This truth-seeking is hard, but that is why our society trains specialists, who dedicate their lives to uncovering the answers, crafting solutions, and guiding public policy. In a functioning society, we train our youngsters sufficiently in science and the scientific method so that, even if they never become climatologists or epidemiologists, they know enough to recognize and respect the expertise of their fellow citizens who do and to rely on their guidance.

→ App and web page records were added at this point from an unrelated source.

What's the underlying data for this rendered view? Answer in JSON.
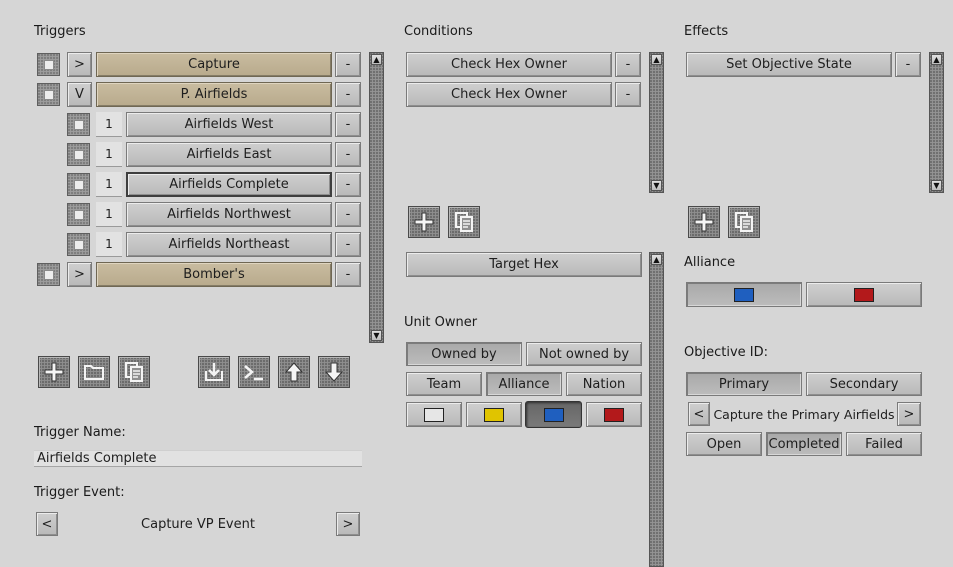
{
  "triggers": {
    "heading": "Triggers",
    "rows": [
      {
        "toggle": ">",
        "label": "Capture",
        "remove": "-"
      },
      {
        "toggle": "V",
        "label": "P. Airfields",
        "remove": "-"
      },
      {
        "count": "1",
        "label": "Airfields West",
        "remove": "-"
      },
      {
        "count": "1",
        "label": "Airfields East",
        "remove": "-"
      },
      {
        "count": "1",
        "label": "Airfields Complete",
        "remove": "-"
      },
      {
        "count": "1",
        "label": "Airfields Northwest",
        "remove": "-"
      },
      {
        "count": "1",
        "label": "Airfields Northeast",
        "remove": "-"
      },
      {
        "toggle": ">",
        "label": "Bomber's",
        "remove": "-"
      }
    ],
    "trigger_name_label": "Trigger Name:",
    "trigger_name_value": "Airfields Complete",
    "trigger_event_label": "Trigger Event:",
    "trigger_event_value": "Capture VP Event",
    "prev": "<",
    "next": ">"
  },
  "conditions": {
    "heading": "Conditions",
    "rows": [
      {
        "label": "Check Hex Owner",
        "remove": "-"
      },
      {
        "label": "Check Hex Owner",
        "remove": "-"
      }
    ],
    "target_hex": "Target Hex",
    "unit_owner_label": "Unit Owner",
    "owned_by": "Owned by",
    "not_owned_by": "Not owned by",
    "team": "Team",
    "alliance": "Alliance",
    "nation": "Nation",
    "colors": [
      "#e6e6e6",
      "#e0c400",
      "#1f5fbf",
      "#b3191b"
    ]
  },
  "effects": {
    "heading": "Effects",
    "rows": [
      {
        "label": "Set Objective State",
        "remove": "-"
      }
    ],
    "alliance_label": "Alliance",
    "alliance_colors": [
      "#1f5fbf",
      "#b3191b"
    ],
    "objective_id_label": "Objective ID:",
    "primary": "Primary",
    "secondary": "Secondary",
    "objective_prev": "<",
    "objective_next": ">",
    "objective_value": "Capture the Primary Airfields",
    "open": "Open",
    "completed": "Completed",
    "failed": "Failed"
  },
  "scroll": {
    "up": "▲",
    "down": "▼"
  }
}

(2) When it comes to the truth of historical assessment – and certainly to socio-political realities – truth-seeking admittedly gets tougher. In recent days, I saw notice of the publication of a new book by Ariel Sabar called Veritas: A Harvard Professor, a Con Man and the Gospel of Jesus’s Wife. The book focuses on Karen King, a celebrated scholar of early Christianity at Harvard Divinity School. Professor King, a professedly devout believer, had dedicated her career to illuminating the role of women, especially Mary Magdalene, in the early church. Back in 2012, Prof. King believed she had found what was, for her, the Holy Grail. She stood triumphantly in front of a crowd of reporters in Rome and announced to the world the discovery of a papyrus fragment that she had titled “The Gospel of Jesus’s Wife.” Her career and her life were about to take a most disappointing turn. The papyrus, which contained the words “my wife” and declared, “She will be able to be my disciple,” seemed to vindicate Prof. King’s body of work and promised to turn the male dominance of certain Christian churches’ clergy, as well as the requirement of celibacy, on its head. Can you imagine the joy of putting hands on apparent proof of a cherished theory, a theory that could precipitate changes in the church that many had sought for centuries? What joy! What providence! Unfortunately, to make a long and painful story short, Prof. King so passionately wanted (nay, needed) to believe in the authenticity of this text that she failed to conduct adequate background research into its provenance, research that would have revealed the truth – that, in fact, the piece of papyrus itself was medieval and the text a modern forgery. Prof. King acknowledged her missteps only in 2016, after Mr. Sabar had concluded the painstaking research that she had not.
Yes, my friends, this truth-seeking is hard, especially when our evidence is imperfect, and our hearts and our dreams and our prejudices and our biases can cloud our judgment. That, too, is why our children MUST read history and literature. It is why they must learn to assess critically, to debate intelligently with each other, and if not always to reach consensus, to respect the process and one another’s informed opinions. That is the liberal ideal. That is the highest goal of education. That is the most vital element of a functioning democracy. That is the truth.
Quaecumque Sunt Vera
My former students will probably tell you that Mr. Nifong becomes agitated whenever anyone asks, “Well, what will studying this or that get me?” “How can I make money with that?” They also will tell you that I resolutely maintain that, as an educator, I am not in the business of career training. The truth is, I am in the truth business, whether we are analyzing the hero in a Latin epic or wrestling with remarkably hard, sometimes painful questions about the symbolism and desirability of statues in the ancient world, as well as in our own. As educators, our highest calling is not to impart truths but rather to share the tools and joy and faith in the truth-seeking process itself. St. Paul has called us to it.
Truth-seeking is hard, but ultimately it is the only thing that matters. Let’s get to it!
Sunday, September 20, 2020–preached by Will Nifong, Latin Teacher
Sermon for the 16th Sunday after Pentecost- The Backpack Blessing